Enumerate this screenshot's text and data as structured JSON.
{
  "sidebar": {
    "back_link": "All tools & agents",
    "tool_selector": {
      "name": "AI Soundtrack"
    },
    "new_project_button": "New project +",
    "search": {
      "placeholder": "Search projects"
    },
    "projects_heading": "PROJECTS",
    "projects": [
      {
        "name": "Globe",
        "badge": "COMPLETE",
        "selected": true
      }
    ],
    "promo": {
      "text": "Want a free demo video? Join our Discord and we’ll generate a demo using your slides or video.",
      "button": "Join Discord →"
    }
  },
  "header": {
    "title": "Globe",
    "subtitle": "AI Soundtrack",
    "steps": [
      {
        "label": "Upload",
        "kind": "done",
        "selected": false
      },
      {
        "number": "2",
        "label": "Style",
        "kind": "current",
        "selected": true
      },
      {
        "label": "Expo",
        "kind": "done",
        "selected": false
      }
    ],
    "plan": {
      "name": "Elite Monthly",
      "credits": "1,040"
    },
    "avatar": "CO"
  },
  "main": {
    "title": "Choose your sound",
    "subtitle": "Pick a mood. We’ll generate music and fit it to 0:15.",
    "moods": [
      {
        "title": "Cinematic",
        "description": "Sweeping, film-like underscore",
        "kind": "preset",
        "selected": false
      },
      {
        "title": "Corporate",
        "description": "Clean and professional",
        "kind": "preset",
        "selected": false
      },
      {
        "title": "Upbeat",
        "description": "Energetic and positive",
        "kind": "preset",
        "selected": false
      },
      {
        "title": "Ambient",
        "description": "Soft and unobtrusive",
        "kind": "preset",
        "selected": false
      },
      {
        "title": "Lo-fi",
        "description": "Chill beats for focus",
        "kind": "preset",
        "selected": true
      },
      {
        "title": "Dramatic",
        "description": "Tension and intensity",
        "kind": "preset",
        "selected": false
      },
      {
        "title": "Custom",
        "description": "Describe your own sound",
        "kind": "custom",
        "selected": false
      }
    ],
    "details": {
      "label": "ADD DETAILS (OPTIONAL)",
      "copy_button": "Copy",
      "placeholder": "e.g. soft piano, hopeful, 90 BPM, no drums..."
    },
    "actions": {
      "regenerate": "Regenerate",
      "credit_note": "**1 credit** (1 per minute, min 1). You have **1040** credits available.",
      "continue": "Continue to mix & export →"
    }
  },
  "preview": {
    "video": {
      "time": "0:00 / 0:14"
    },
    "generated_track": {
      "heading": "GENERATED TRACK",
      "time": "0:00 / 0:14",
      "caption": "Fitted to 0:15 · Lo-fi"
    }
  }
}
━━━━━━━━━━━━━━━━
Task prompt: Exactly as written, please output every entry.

Completed exercise:
Enumerate this screenshot's text and data as structured JSON.
{
  "sidebar": {
    "back_link": "All tools & agents",
    "tool_selector": {
      "name": "AI Soundtrack"
    },
    "new_project_button": "New project +",
    "search": {
      "placeholder": "Search projects"
    },
    "projects_heading": "PROJECTS",
    "projects": [
      {
        "name": "Globe",
        "badge": "COMPLETE",
        "selected": true
      }
    ],
    "promo": {
      "text": "Want a free demo video? Join our Discord and we’ll generate a demo using your slides or video.",
      "button": "Join Discord →"
    }
  },
  "header": {
    "title": "Globe",
    "subtitle": "AI Soundtrack",
    "steps": [
      {
        "label": "Upload",
        "kind": "done",
        "selected": false
      },
      {
        "number": "2",
        "label": "Style",
        "kind": "current",
        "selected": true
      },
      {
        "label": "Expo",
        "kind": "done",
        "selected": false
      }
    ],
    "plan": {
      "name": "Elite Monthly",
      "credits": "1,040"
    },
    "avatar": "CO"
  },
  "main": {
    "title": "Choose your sound",
    "subtitle": "Pick a mood. We’ll generate music and fit it to 0:15.",
    "moods": [
      {
        "title": "Cinematic",
        "description": "Sweeping, film-like underscore",
        "kind": "preset",
        "selected": false
      },
      {
        "title": "Corporate",
        "description": "Clean and professional",
        "kind": "preset",
        "selected": false
      },
      {
        "title": "Upbeat",
        "description": "Energetic and positive",
        "kind": "preset",
        "selected": false
      },
      {
        "title": "Ambient",
        "description": "Soft and unobtrusive",
        "kind": "preset",
        "selected": false
      },
      {
        "title": "Lo-fi",
        "description": "Chill beats for focus",
        "kind": "preset",
        "selected": true
      },
      {
        "title": "Dramatic",
        "description": "Tension and intensity",
        "kind": "preset",
        "selected": false
      },
      {
        "title": "Custom",
        "description": "Describe your own sound",
        "kind": "custom",
        "selected": false
      }
    ],
    "details": {
      "label": "ADD DETAILS (OPTIONAL)",
      "copy_button": "Copy",
      "placeholder": "e.g. soft piano, hopeful, 90 BPM, no drums..."
    },
    "actions": {
      "regenerate": "Regenerate",
      "credit_note": "**1 credit** (1 per minute, min 1). You have **1040** credits available.",
      "continue": "Continue to mix & export →"
    }
  },
  "preview": {
    "video": {
      "time": "0:00 / 0:14"
    },
    "generated_track": {
      "heading": "GENERATED TRACK",
      "time": "0:00 / 0:14",
      "caption": "Fitted to 0:15 · Lo-fi"
    }
  }
}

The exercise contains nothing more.